TASK INSTRUCTIONS: Write out all the data verbatim. Skip images.

(Entries from a dataset of interfaces)
<<<<

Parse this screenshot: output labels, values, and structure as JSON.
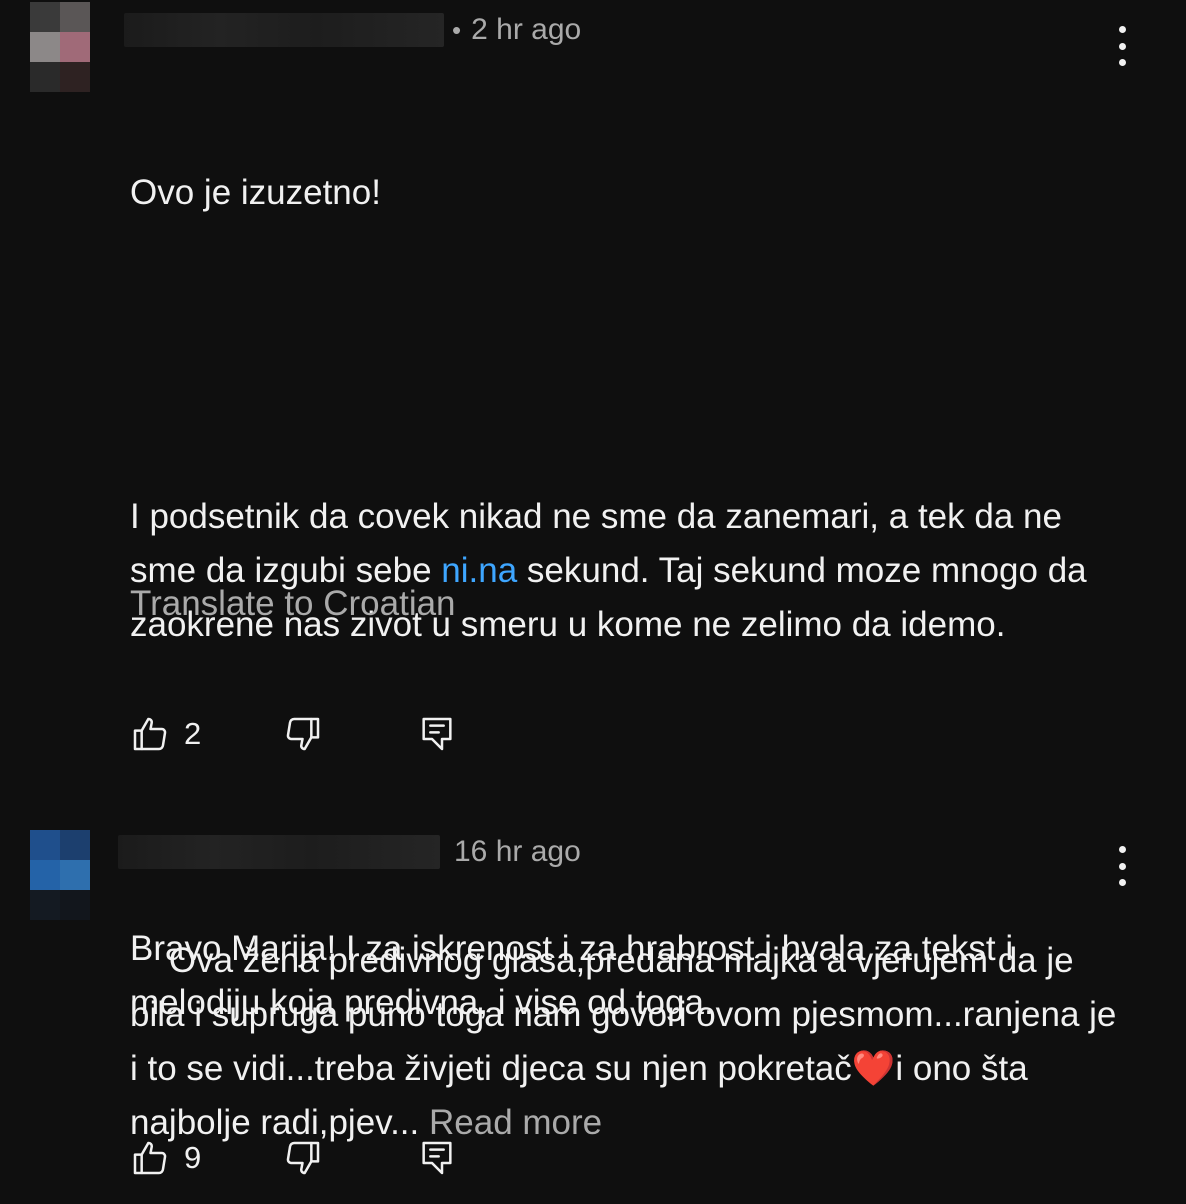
{
  "comments": [
    {
      "time": "2 hr ago",
      "separator": "•",
      "paragraph1": "Ovo je izuzetno!",
      "p2_before": "I podsetnik da covek nikad ne sme da zanemari, a tek da ne sme da izgubi sebe ",
      "p2_link": "ni.na",
      "p2_after": " sekund. Taj sekund moze mnogo da zaokrene nas zivot u smeru u kome ne zelimo da idemo.",
      "paragraph3": "Bravo Marija! I za iskrenost i za hrabrost i hvala za tekst i melodiju koja predivna, i vise od toga.",
      "translate_label": "Translate to Croatian",
      "like_count": "2",
      "icons": {
        "like": "thumbs-up-icon",
        "dislike": "thumbs-down-icon",
        "reply": "reply-icon",
        "menu": "more-vertical-icon"
      }
    },
    {
      "time": "16 hr ago",
      "text_before": "Ova žena predivnog glasa,predana majka a vjerujem da je bila i supruga puno toga nam govori ovom pjesmom...ranjena je i to se vidi...treba živjeti djeca su njen pokretač",
      "emoji": "❤️",
      "text_after": "i ono šta najbolje radi,pjev... ",
      "read_more": "Read more",
      "like_count": "9",
      "icons": {
        "like": "thumbs-up-icon",
        "dislike": "thumbs-down-icon",
        "reply": "reply-icon",
        "menu": "more-vertical-icon"
      }
    }
  ],
  "colors": {
    "background": "#0f0f0f",
    "text": "#f1f1f1",
    "secondary": "#aaaaaa",
    "link": "#3ea6ff"
  }
}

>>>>

RESPONSE TO THIS TASK:
Parse this screenshot: output labels, values, and structure as JSON.
{
  "comments": [
    {
      "time": "2 hr ago",
      "separator": "•",
      "paragraph1": "Ovo je izuzetno!",
      "p2_before": "I podsetnik da covek nikad ne sme da zanemari, a tek da ne sme da izgubi sebe ",
      "p2_link": "ni.na",
      "p2_after": " sekund. Taj sekund moze mnogo da zaokrene nas zivot u smeru u kome ne zelimo da idemo.",
      "paragraph3": "Bravo Marija! I za iskrenost i za hrabrost i hvala za tekst i melodiju koja predivna, i vise od toga.",
      "translate_label": "Translate to Croatian",
      "like_count": "2",
      "icons": {
        "like": "thumbs-up-icon",
        "dislike": "thumbs-down-icon",
        "reply": "reply-icon",
        "menu": "more-vertical-icon"
      }
    },
    {
      "time": "16 hr ago",
      "text_before": "Ova žena predivnog glasa,predana majka a vjerujem da je bila i supruga puno toga nam govori ovom pjesmom...ranjena je i to se vidi...treba živjeti djeca su njen pokretač",
      "emoji": "❤️",
      "text_after": "i ono šta najbolje radi,pjev... ",
      "read_more": "Read more",
      "like_count": "9",
      "icons": {
        "like": "thumbs-up-icon",
        "dislike": "thumbs-down-icon",
        "reply": "reply-icon",
        "menu": "more-vertical-icon"
      }
    }
  ],
  "colors": {
    "background": "#0f0f0f",
    "text": "#f1f1f1",
    "secondary": "#aaaaaa",
    "link": "#3ea6ff"
  }
}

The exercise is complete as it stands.